Bloggers Love Challenges!
I thought the answer was obvious: people!
A nice stop on our downtown walking tour, but what's missing?
But apparently I was wrong; according to Leo, it's park benches.
In fact, Leo thinks that the city's lack of park benches downtown is more of a problem than we might think.
A friend of mine went downtown recently and noticed something most people don't. "If you want to make someplace walking-friendly," she said, "you also need to make it sit-down-and-rest friendly." What she saw were all these inviting places -- such as the One Summit Square plaza, the space around the Botanical Conservatory and a lot of other sites where the decorated mastodons reside -- that did not encourage walkers to tarry in their see-the-creatures walk. No place to plop down here, move it along, move it along. Think about shopping centers such as Glenbrook or Jefferson Pointe or tourist-destination towns like Nashville in Brown County -- lots of places to just sit down, in every one of them.But unlike most of us who are happy to point out a problem and walk away, Leo wants to do something about it.
Which got me thinking. How much would one park bench cost? What if the city would pay for half the cost of one, inviting anybody who wanted to pay for the other half to do so, getting for that money a little metal plaque that said something like, "This bench dedicated by so-and-so in memory of so-and-so"?
I brought the idea up with Mark Becker, the city's economic developer, and he didn't say I was crazy. He even offered that he would also like to see more opportunities downtown for people to eat outside. I asked City Council President Tom Smith what he thought about it. He was also encouraging, and mentioned that during his first council term, he got some benches put in at Reservoir Park because the people who liked to fish there had no place to sit but on the ground. The benches cost, he remembers, about $1,000 each.

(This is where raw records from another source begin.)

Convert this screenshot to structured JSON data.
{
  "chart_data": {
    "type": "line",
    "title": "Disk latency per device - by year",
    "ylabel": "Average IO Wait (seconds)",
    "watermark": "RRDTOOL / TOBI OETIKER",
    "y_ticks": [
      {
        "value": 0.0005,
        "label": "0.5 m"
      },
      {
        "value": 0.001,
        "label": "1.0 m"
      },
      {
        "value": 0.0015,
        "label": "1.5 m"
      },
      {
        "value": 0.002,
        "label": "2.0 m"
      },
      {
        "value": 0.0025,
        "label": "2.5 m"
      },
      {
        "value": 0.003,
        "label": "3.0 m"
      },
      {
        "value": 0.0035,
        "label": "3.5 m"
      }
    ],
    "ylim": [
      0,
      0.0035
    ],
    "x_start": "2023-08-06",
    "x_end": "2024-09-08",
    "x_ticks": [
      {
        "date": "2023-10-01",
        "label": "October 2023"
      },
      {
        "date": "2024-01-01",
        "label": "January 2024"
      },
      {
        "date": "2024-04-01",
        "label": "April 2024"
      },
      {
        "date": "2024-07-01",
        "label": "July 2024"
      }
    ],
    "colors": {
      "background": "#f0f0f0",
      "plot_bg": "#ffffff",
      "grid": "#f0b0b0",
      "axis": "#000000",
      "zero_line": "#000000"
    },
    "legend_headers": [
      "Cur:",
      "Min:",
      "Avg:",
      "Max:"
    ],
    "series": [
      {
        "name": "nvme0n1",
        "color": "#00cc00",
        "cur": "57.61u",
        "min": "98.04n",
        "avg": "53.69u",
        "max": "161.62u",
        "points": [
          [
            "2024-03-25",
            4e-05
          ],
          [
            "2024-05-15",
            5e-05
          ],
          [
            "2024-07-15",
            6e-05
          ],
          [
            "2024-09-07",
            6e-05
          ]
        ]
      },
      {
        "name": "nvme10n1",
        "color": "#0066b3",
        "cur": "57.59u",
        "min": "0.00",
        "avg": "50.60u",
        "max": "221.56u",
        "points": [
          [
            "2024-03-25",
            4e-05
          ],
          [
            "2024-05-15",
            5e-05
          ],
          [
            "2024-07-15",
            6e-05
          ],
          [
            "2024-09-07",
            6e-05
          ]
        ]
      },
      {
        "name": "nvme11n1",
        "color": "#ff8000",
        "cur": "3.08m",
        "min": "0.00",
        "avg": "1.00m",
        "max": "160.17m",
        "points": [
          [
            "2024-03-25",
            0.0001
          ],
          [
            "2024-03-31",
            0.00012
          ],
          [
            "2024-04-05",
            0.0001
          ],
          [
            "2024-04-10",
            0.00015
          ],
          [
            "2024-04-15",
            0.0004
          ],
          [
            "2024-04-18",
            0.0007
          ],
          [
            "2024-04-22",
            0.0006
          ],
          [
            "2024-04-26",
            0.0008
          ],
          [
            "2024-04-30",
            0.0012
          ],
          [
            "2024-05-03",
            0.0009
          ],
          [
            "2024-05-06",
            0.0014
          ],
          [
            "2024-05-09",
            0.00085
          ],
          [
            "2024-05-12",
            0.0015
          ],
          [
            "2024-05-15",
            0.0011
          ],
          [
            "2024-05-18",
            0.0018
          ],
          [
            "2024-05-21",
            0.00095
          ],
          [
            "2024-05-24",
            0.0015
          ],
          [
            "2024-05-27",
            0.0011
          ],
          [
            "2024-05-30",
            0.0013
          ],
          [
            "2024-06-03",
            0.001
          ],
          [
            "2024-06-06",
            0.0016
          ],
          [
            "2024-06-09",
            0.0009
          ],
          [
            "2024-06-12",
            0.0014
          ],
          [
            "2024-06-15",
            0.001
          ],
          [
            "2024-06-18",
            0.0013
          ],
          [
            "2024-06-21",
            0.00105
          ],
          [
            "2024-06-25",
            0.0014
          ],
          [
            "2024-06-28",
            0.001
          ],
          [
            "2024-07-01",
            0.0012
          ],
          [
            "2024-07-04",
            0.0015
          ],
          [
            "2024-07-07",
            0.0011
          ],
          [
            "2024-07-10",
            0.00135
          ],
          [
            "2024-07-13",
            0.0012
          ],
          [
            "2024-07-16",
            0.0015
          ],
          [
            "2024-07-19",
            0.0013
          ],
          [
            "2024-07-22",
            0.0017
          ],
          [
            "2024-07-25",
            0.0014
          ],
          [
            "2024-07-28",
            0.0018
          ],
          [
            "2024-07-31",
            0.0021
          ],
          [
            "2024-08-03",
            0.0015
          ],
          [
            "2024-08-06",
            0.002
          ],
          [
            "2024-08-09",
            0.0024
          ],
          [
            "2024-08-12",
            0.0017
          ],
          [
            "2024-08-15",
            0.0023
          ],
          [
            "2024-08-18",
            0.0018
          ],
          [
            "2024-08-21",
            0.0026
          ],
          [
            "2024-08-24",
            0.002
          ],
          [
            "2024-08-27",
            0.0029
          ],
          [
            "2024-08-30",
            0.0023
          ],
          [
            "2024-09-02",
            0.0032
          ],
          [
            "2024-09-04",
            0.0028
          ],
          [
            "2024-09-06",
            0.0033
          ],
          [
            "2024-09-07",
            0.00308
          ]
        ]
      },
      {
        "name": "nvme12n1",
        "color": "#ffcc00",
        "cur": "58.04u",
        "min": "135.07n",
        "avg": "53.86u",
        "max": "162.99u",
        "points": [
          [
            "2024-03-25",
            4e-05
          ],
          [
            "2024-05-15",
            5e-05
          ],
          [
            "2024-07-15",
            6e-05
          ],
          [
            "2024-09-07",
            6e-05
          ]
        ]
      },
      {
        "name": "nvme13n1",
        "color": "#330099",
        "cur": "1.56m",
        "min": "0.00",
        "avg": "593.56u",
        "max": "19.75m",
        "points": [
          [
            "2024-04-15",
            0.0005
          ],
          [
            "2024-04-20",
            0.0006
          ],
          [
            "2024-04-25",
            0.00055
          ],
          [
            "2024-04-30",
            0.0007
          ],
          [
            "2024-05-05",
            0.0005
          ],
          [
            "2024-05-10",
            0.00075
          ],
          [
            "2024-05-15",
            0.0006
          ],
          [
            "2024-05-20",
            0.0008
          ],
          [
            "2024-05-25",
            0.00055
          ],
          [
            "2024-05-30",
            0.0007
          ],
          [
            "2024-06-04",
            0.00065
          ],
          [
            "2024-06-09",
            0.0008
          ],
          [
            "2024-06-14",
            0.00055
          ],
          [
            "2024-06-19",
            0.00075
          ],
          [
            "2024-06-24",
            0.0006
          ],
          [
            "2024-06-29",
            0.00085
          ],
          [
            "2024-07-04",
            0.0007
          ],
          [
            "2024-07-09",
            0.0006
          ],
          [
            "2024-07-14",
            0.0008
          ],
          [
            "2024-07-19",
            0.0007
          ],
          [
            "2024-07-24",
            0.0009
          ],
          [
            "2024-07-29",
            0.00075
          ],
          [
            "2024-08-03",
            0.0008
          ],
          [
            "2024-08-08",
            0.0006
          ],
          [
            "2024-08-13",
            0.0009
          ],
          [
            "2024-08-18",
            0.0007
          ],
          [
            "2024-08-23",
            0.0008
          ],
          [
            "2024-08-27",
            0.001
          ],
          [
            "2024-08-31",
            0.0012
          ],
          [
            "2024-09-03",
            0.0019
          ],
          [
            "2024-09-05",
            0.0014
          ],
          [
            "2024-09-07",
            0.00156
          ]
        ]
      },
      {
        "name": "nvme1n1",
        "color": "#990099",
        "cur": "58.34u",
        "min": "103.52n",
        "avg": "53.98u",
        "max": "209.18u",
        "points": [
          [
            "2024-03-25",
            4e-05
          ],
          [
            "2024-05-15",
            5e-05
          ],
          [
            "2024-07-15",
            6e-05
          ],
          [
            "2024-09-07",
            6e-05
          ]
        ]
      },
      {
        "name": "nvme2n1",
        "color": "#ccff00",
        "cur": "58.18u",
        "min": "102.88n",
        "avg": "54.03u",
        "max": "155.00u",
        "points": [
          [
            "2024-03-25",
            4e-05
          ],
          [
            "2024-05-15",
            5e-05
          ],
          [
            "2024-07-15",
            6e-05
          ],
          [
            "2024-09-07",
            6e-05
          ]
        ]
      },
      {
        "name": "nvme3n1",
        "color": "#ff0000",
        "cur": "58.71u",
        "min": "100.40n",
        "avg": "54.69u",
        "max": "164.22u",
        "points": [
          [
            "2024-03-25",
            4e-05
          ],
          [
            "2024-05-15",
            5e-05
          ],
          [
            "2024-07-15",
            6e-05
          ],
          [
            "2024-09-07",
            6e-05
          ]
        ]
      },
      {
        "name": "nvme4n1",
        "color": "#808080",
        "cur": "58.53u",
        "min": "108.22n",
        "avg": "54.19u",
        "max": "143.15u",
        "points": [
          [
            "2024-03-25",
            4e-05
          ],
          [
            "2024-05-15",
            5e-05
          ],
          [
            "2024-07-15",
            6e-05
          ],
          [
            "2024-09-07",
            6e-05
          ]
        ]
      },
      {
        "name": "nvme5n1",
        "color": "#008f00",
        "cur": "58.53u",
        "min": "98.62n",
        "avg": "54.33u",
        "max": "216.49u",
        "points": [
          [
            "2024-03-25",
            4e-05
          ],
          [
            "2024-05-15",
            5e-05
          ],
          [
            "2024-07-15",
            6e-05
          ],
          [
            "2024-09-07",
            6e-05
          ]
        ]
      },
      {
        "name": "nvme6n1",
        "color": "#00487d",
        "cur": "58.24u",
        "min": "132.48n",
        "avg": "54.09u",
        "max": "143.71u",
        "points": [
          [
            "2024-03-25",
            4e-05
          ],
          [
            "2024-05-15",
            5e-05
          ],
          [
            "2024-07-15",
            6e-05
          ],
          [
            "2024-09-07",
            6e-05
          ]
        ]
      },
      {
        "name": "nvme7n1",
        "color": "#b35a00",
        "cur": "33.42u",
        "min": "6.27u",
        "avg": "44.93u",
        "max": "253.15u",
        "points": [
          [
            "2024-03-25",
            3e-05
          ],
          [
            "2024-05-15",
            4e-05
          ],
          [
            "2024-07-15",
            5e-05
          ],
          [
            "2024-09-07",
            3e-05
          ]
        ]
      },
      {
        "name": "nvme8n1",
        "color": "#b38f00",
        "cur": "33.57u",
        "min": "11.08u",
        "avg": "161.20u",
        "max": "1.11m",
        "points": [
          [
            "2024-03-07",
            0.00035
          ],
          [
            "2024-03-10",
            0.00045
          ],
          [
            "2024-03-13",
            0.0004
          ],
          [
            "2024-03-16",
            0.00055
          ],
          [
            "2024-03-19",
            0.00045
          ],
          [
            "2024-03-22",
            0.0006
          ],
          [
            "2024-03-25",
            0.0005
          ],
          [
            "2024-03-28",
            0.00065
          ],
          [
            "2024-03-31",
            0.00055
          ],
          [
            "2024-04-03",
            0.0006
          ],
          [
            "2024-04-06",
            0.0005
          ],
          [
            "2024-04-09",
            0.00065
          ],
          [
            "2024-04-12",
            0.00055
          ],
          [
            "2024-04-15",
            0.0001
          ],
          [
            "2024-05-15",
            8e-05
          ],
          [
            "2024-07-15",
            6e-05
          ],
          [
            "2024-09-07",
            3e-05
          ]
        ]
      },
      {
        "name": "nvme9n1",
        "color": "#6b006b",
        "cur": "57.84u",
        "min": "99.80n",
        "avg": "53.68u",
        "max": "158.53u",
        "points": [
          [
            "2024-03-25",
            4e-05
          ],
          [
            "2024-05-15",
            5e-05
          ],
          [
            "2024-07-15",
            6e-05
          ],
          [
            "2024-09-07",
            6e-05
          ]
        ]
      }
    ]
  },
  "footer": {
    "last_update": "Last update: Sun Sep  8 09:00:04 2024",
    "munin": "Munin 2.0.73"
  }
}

That's a very reasonable amount. So here's my Curbside Challenge: The city, or perhaps someone on the City Council, puts up a small pot of money, to be used for park benches downtown, on a 50-50 match basis with any resident who wants to participate. The sum of $10,000 would equal 20 benches; just $20,000 would get 40 benches, with 40 ordinary citizens, even those of modest means, being able to feel invested in downtown and have a stake in its future. Decide how many benches would be desirable, multiply by $1,000 and divide by two, and there you go. I will donate the first $500 for the privilege of dedicating a park bench to the memory of my father.
Leo's already had one reader take him up on his offer, and I hope there are many more. (I won't be donating any time soon; all my disposable income is reserved for attorney's fees right now...) Even if you aren't going to donate, you ought to go over to Leo's blog and let him know what you think about this idea. I'm sure the city is listening.